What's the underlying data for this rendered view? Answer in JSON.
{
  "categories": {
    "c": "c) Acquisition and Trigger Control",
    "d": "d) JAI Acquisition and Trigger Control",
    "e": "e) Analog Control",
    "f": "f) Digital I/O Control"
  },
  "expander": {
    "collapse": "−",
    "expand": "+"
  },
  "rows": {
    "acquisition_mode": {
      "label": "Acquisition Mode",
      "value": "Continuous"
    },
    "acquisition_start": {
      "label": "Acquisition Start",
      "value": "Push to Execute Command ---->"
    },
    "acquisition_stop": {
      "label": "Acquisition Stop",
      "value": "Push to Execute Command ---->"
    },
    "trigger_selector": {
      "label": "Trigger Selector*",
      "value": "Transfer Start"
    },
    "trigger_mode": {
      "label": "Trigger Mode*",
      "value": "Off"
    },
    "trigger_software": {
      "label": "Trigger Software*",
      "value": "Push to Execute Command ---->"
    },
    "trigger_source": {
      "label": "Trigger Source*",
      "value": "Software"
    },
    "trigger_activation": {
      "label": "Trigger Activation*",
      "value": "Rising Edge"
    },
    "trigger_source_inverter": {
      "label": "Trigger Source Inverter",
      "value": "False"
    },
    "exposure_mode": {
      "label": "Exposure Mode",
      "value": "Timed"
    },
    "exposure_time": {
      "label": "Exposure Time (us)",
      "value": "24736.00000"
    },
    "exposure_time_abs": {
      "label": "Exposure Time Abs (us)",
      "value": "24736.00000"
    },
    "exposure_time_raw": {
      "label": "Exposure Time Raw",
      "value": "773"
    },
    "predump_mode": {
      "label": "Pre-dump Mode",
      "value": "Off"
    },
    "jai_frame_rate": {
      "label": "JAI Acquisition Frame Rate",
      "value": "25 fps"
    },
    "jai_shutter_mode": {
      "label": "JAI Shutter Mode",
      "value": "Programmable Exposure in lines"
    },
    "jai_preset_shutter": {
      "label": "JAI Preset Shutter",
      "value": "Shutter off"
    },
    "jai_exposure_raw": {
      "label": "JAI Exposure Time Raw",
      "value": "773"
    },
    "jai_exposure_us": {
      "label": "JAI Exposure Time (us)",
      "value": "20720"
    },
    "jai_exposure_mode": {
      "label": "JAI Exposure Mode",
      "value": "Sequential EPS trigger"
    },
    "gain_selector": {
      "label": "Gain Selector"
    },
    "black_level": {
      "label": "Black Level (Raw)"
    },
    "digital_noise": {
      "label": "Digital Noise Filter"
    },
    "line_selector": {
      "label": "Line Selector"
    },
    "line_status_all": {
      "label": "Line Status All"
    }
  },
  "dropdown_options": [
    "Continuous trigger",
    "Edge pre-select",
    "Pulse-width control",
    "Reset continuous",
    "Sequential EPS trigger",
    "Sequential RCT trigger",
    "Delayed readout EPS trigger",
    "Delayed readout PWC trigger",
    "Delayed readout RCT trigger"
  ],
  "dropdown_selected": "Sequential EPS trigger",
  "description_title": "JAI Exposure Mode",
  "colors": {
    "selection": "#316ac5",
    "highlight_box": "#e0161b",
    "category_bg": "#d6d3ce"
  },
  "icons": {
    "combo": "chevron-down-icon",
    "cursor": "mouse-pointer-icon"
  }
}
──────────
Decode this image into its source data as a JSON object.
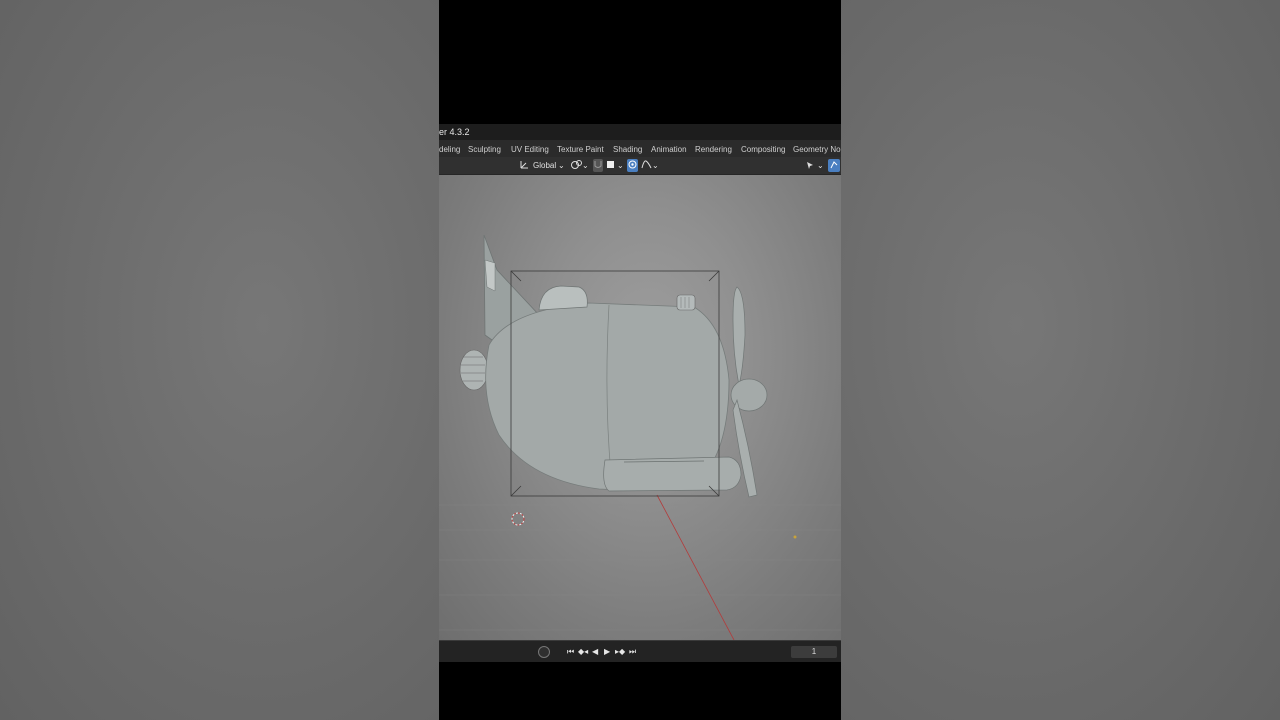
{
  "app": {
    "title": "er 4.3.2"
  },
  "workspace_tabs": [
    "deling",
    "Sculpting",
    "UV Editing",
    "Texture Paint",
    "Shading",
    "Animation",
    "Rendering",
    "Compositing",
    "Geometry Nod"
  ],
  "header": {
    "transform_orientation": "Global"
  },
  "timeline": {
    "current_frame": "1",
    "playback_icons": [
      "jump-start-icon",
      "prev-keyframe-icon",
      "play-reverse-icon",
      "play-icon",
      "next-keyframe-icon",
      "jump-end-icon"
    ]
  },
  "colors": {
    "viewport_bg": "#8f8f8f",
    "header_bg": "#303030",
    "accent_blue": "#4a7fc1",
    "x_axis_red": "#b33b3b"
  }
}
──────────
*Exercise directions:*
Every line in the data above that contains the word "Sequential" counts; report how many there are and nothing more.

*Finished exercise:*
4